**YOUR GOAL:** Search the entries below for the word "duration" and copy every line where it appears.

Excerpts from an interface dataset
╭──
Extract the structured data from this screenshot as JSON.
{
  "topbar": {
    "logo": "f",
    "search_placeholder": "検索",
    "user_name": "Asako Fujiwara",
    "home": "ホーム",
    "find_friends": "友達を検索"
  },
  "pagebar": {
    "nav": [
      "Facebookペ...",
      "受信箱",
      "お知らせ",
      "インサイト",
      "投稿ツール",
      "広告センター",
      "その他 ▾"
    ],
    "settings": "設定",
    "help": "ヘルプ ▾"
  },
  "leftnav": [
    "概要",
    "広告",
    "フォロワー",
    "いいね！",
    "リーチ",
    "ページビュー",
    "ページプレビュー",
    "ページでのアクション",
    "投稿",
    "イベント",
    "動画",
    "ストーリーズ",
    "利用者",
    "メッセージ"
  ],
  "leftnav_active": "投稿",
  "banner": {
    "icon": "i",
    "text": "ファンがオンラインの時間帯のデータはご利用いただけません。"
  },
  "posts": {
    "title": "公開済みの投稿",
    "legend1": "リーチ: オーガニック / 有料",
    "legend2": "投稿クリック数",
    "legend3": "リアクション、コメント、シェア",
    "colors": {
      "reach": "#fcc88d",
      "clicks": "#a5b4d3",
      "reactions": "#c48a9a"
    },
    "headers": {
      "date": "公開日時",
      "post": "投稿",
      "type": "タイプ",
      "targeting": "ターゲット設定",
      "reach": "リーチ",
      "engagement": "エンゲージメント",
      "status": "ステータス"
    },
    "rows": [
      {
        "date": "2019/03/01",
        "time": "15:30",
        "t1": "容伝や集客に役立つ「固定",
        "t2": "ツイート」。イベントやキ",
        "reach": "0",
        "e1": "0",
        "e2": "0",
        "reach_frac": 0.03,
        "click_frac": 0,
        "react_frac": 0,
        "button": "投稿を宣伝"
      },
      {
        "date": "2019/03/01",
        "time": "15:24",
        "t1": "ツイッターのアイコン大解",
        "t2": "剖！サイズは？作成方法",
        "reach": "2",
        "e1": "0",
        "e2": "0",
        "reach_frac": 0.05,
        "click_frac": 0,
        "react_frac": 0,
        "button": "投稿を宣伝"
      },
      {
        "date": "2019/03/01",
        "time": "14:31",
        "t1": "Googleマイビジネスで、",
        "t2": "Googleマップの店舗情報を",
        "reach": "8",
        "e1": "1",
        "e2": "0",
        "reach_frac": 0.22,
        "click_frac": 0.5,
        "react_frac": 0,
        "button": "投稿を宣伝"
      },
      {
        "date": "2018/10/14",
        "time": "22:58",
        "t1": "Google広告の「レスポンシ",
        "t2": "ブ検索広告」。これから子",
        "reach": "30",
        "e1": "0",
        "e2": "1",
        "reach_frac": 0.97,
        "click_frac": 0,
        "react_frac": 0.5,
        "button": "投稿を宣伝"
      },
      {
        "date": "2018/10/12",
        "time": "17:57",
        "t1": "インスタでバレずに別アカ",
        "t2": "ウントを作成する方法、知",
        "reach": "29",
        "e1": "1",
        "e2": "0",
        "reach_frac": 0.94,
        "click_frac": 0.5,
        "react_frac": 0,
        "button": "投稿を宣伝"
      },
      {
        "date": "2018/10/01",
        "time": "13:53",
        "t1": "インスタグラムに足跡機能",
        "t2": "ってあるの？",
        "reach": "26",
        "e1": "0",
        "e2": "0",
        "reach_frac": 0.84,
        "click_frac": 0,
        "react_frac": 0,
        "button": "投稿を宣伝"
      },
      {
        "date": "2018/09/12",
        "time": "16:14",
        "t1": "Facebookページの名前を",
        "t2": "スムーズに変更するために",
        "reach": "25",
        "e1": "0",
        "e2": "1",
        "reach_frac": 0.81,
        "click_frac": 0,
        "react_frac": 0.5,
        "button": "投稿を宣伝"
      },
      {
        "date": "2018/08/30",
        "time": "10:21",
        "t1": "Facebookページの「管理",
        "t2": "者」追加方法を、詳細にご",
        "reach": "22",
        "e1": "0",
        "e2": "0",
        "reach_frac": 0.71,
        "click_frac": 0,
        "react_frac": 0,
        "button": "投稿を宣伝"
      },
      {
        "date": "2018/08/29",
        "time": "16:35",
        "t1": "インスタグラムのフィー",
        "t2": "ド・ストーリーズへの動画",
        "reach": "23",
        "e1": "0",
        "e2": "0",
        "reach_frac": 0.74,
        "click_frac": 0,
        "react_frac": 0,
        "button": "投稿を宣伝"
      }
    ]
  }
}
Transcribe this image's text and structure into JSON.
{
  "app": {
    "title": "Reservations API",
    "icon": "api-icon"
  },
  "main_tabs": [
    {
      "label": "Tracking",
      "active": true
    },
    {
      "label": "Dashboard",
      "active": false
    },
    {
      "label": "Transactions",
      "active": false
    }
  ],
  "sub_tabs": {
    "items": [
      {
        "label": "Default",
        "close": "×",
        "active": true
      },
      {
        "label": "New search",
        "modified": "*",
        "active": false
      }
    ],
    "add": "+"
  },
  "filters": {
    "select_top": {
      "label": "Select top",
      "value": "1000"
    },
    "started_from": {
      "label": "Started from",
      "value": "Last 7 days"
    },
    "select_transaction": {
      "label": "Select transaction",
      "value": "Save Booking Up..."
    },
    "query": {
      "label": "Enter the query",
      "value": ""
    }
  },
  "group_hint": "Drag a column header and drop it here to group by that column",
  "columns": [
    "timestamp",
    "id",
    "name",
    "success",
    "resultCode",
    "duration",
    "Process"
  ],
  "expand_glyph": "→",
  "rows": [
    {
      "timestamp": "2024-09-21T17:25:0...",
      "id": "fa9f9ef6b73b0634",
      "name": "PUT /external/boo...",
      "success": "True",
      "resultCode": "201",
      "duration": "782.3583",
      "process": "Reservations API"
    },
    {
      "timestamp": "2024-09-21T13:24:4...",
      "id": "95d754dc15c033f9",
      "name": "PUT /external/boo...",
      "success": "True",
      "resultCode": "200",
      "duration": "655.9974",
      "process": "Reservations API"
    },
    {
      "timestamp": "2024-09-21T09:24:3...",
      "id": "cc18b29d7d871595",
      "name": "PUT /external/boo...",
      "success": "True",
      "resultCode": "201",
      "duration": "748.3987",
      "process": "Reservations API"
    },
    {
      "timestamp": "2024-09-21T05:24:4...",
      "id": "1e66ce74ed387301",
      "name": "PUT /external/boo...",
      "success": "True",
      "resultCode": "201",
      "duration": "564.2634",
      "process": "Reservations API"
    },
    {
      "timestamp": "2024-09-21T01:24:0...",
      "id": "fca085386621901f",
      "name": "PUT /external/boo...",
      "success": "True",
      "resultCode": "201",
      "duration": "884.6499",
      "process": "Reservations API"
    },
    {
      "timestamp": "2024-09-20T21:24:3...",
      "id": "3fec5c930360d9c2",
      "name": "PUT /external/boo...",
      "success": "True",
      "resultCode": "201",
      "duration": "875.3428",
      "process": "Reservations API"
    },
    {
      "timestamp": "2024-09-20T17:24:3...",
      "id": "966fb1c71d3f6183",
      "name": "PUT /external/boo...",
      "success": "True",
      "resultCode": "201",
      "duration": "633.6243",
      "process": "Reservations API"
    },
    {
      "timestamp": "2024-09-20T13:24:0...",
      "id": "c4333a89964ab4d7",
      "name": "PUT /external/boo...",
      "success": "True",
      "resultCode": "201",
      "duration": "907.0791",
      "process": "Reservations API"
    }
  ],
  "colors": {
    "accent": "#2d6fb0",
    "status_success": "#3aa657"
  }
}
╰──
**ANSWER:**
    "duration",
      "duration": "782.3583",
      "duration": "655.9974",
      "duration": "748.3987",
      "duration": "564.2634",
      "duration": "884.6499",
      "duration": "875.3428",
      "duration": "633.6243",
      "duration": "907.0791",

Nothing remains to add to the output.